Step Into the Ring

When I come to the blank page, it’s not always a Hemingway moment for me. Often, I’m bouncing on the balls of my feet, with clenched fists dangling at my side. A light layer of sweat gathers over my brow as I prepare to enter the ring with Muhammad Ali. My words chirp and squeak, play peekaboo with me from behind the giant. The glint in his dark-chocolate colored eyes dares me to slip between the rope.

It’s a journal entry, I tell myself. Don’t over-think it, just write. Push past Mr. Ali, get control of your words.

I wipe away the moisture with the back of my hand. Get on with it, the little voice in my head peeps. My fingers twitch, the desire to pound the keyboard relentlessly is physical.

But I don’t. The viperous little voice in my head taunts, “What if no one likes what you write?”


The unanswerable question has no place in my writer’s mind. The unknown packs a bigger punch than Mr. Ali. Him, I can handle. The uncertainty and blistering doubt is worse than an uppercut to my gut.

I circle the blank page as a boxer does his opponent, eager for a knockout, but uncertain if I have the strength to take him out with a single blow. An inviting breeze dances with the grace of the world heavy-weight, through the lace panels on either side of the French door pulling me outside. “Maybe tomorrow,” I announce to the empty room.

On my walk along the coastline, I find Elemar’s bench. The bikes swishing by, the waves playing touch football with the shore, the shrieks of the children pounding the wet sand, freeze as the image stolen with the click of a shutter, does.
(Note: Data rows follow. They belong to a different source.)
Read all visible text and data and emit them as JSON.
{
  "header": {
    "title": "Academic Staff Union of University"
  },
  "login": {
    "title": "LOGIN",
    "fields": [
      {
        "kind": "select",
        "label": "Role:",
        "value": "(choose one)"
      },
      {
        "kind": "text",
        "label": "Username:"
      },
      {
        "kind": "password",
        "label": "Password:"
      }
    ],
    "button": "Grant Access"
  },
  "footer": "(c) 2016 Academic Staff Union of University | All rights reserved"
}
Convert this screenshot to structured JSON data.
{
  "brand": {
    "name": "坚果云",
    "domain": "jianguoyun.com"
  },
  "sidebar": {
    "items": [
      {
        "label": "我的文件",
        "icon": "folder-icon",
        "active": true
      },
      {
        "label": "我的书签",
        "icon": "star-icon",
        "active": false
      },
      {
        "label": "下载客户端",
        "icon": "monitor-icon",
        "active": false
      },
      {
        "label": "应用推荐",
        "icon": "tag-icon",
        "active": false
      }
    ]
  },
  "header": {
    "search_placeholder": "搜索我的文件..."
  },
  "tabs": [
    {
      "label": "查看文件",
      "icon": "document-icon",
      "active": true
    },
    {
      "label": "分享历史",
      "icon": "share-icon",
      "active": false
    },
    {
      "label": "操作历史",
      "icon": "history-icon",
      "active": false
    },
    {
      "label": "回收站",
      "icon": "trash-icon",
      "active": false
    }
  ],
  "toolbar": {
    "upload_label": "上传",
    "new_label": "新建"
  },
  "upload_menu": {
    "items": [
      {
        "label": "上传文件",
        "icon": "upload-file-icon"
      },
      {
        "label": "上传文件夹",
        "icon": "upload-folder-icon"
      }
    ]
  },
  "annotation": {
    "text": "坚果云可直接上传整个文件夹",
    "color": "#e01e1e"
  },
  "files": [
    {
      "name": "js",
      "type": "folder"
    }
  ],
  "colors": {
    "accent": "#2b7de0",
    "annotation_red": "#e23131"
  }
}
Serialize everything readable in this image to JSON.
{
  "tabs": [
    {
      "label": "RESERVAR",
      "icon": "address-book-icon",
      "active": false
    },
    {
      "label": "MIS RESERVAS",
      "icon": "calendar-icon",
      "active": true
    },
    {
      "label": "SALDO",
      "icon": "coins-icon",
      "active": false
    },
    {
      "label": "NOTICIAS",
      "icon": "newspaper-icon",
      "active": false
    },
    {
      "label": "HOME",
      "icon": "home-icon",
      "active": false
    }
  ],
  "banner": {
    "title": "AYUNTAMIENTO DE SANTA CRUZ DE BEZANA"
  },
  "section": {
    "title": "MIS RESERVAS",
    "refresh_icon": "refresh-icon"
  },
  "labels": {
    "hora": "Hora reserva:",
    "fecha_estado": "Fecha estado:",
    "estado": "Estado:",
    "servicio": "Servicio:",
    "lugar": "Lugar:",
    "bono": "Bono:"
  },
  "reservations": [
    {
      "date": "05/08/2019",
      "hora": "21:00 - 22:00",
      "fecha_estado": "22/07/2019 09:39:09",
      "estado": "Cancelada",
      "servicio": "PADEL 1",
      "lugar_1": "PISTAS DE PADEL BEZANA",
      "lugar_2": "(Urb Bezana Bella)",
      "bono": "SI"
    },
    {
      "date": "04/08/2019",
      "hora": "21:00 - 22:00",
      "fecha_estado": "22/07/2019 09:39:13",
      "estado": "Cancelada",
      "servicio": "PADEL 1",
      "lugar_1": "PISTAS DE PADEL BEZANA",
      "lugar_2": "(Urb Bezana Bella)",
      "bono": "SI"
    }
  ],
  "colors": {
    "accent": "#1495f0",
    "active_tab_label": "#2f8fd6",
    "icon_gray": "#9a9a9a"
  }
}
Sitting with Elemar, I look out to the sea. Who is he? Did Elemar and his lover walk this coastline? Was theirs’ a lifetime love? What happened to him? Was he taken away too soon? My writer’s mind blazes with curiosity. Engaging in the familiar silent interrogation of the investigative journalist eases my earlier trepidation to slip between the ropes and tackle Ali.

An hour later, I’m back in my skin watching the words fill the empty page. On Elemar’s bench, I recall reading something in Fearless Writing. William Kenower, the author, states with a writer should write what the writer loves and not worry about the noise outside of their head. Mr. Kenowner’s advice isn’t a new how-to, but a reminder. Long ago when I came out of the closet and declared myself a writer, I added to the first page of my first journal.

Mr. Kenowner isn’t telling me what I don’t know, haven’t told myself a million times, but I forget. I’m susceptible to the darkness and need reminding. It’s why Mr. Ali stands in my ring daring me to push past the unknown. I’m sure he had his demons to battle, but they didn’t stop him. Evidence shows Mr. Ali remained fearless in and out of the ring.

I can’t predict how readers will react to my words, whether a reader will stay or bounce when they land on my site, nor can I control their reactions. I write because as Elemar’s lover loved, I love what I write.

The right to write day after day is my daily rite.

Whatever your daily rite is, honor it, and step in your ring prepared to fight for your right.

p.s.  If you need a reminder or want to let go of your frustration with the blank page, I recommend Fearless Writing.